    We have a licensed designer on board. That's where the Raimondo system came from. He seems very competent and well-rehearsed with respect to local codes (both state and city). However, I also wanted to tap into the vast collective wisdom of the wall to see if there was something he/I had missed... after all, it's easiest to keep doing things the way you always have rather than trying something new!
  • Constantin
    Constantin Member Posts: 3,782
    Thanks for the encouragement, Mad Dog

    I hope that the whole affair turns out to be less of a headache and less costly in the end than it currently looks to be. I'll note our progress as we go along. However, I marvel at the low cost of your meter. The last time I checked, a meter half the size of yours (i.e. 1 1/4") allegedly cost 2x more around here... like Ed said, there is a new waterworks to pay for.

    Currently, I'm of the mind to use Blazemaster piping simply because I don't ever expect joist/wall cavities to get that hot before the fire is put out. Furthermore, I see the built-in fire protection system as a temporary measure, giving my family and friends enough time to get out before the fire engines arrive (the fire station is maybe 2 minutes down the road, we have a central alarm system, etc.). Hopefully, the internal system will have taken care of the problem by then, but the boys in Red may get to have some fun also!

    Also many thanks for your friend's e-mail address. I will attempt to contact Mark over the weekend and see what advice he can share with us. It's truly great to see how many minds can come up with some very innovative solutions when working together.
  • Constantin
    Constantin Member Posts: 3,782
    I don't even want to know

    Yes, that new waterworks seems to be exerting inflationary pressures on water and equipment pricing around here. On the other hand, I have met some very nice people working in that department. Thus, I think a conciliatory approach is probably the best one. After all, they pretty much have me over a barrel unless I never want to move in.
  • Constantin
    Constantin Member Posts: 3,782
    I got to pay for those flow rates...

    $100 for 15 minutes of work. On the other hand, the two DPW professionals they sent by to do it came on time, were friendly, and left us with a document that captured all the data. Considering the cost of unionized labor around here, I probably just carried their costs.

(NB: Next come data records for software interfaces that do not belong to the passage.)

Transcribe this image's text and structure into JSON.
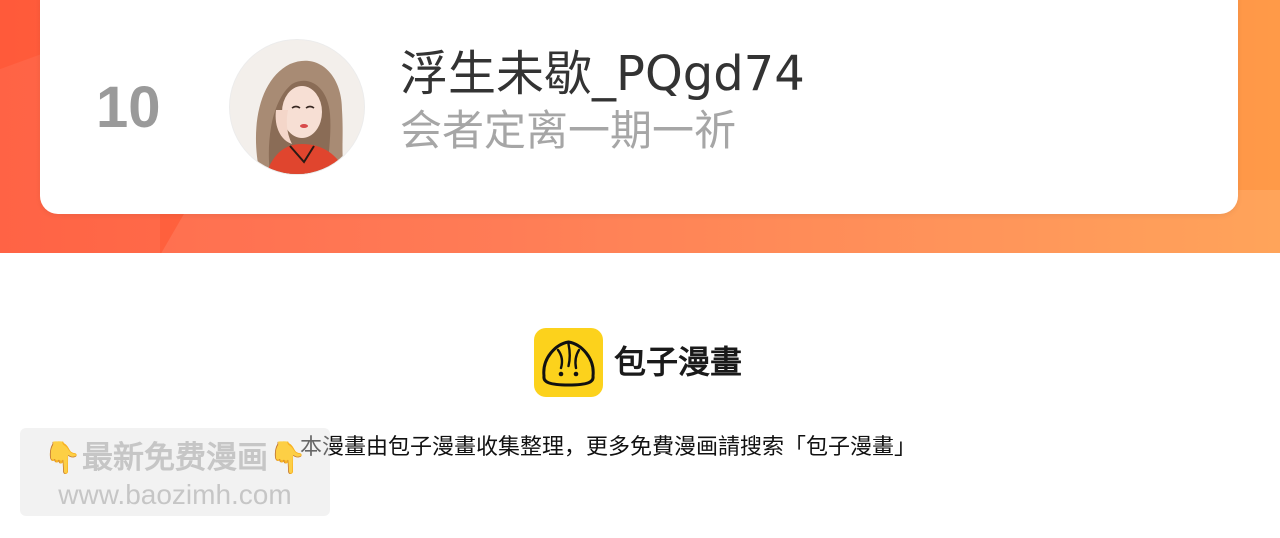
{
  "ranking": {
    "rank": "10",
    "user_name": "浮生未歇_PQgd74",
    "user_motto": "会者定离一期一祈"
  },
  "brand": {
    "name": "包子漫畫",
    "accent_color": "#fcd21c",
    "logo_icon": "steamed-bun-icon"
  },
  "notice": {
    "text": "本漫畫由包子漫畫收集整理，更多免費漫画請搜索「包子漫畫」"
  },
  "watermark": {
    "emoji_left": "👇",
    "title": "最新免费漫画",
    "emoji_right": "👇",
    "url": "www.baozimh.com"
  },
  "colors": {
    "band_start": "#ff5a3a",
    "band_end": "#ff9a48"
  }
}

    I can also see how large pipe and meter sizes could be detrimental as far as health and flow measurement is concerned. However, with the Raimondo system there would be no need for a separate water feed during a fire since the water for 10 min of sprinkling (at 2 heads ~300-400 Gal) would be stored on-site.

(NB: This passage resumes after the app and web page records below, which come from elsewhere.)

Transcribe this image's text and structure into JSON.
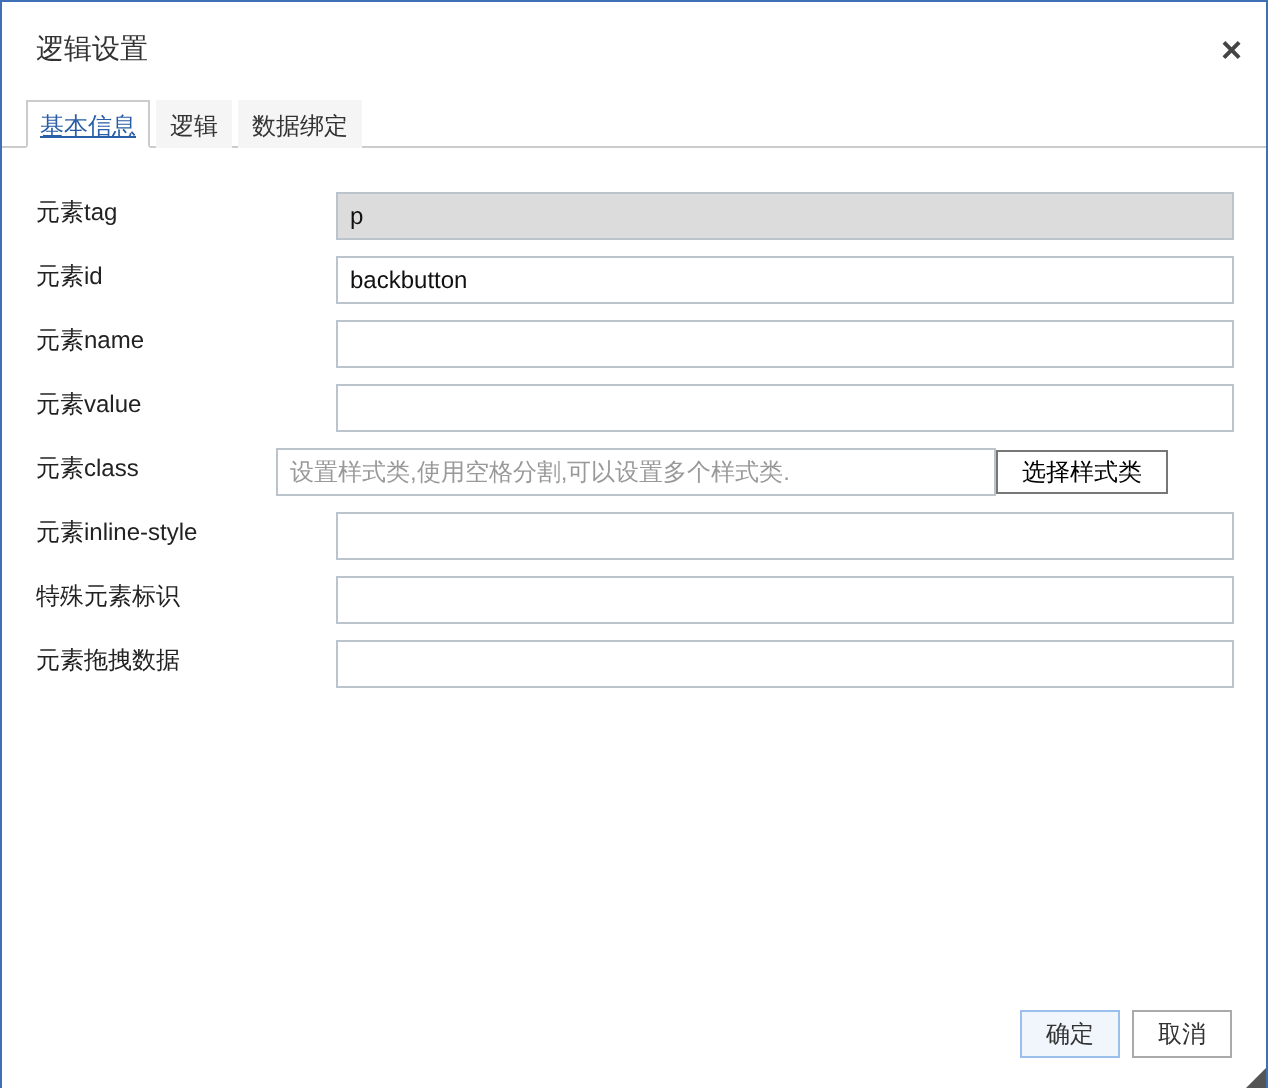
{
  "window": {
    "title": "逻辑设置",
    "close": "×"
  },
  "tabs": [
    {
      "label": "基本信息",
      "selected": true
    },
    {
      "label": "逻辑",
      "selected": false
    },
    {
      "label": "数据绑定",
      "selected": false
    }
  ],
  "fields": [
    {
      "kind": "text",
      "label": "元素tag",
      "value": "p",
      "disabled": true
    },
    {
      "kind": "text",
      "label": "元素id",
      "value": "backbutton",
      "disabled": false
    },
    {
      "kind": "text",
      "label": "元素name",
      "disabled": false
    },
    {
      "kind": "text",
      "label": "元素value",
      "disabled": false
    },
    {
      "kind": "picker",
      "label": "元素class",
      "placeholder": "设置样式类,使用空格分割,可以设置多个样式类.",
      "button": "选择样式类"
    },
    {
      "kind": "text",
      "label": "元素inline-style",
      "disabled": false
    },
    {
      "kind": "text",
      "label": "特殊元素标识",
      "disabled": false
    },
    {
      "kind": "text",
      "label": "元素拖拽数据",
      "disabled": false
    }
  ],
  "buttons": [
    {
      "label": "确定",
      "kind": "primary"
    },
    {
      "label": "取消",
      "kind": "secondary"
    }
  ]
}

    Oh, and I get to pay for the water meter. The last time I checked (and this may be terribly inaccurate) the cost was something like $1400 for a 1 1/4" meter.
This discussion has been closed.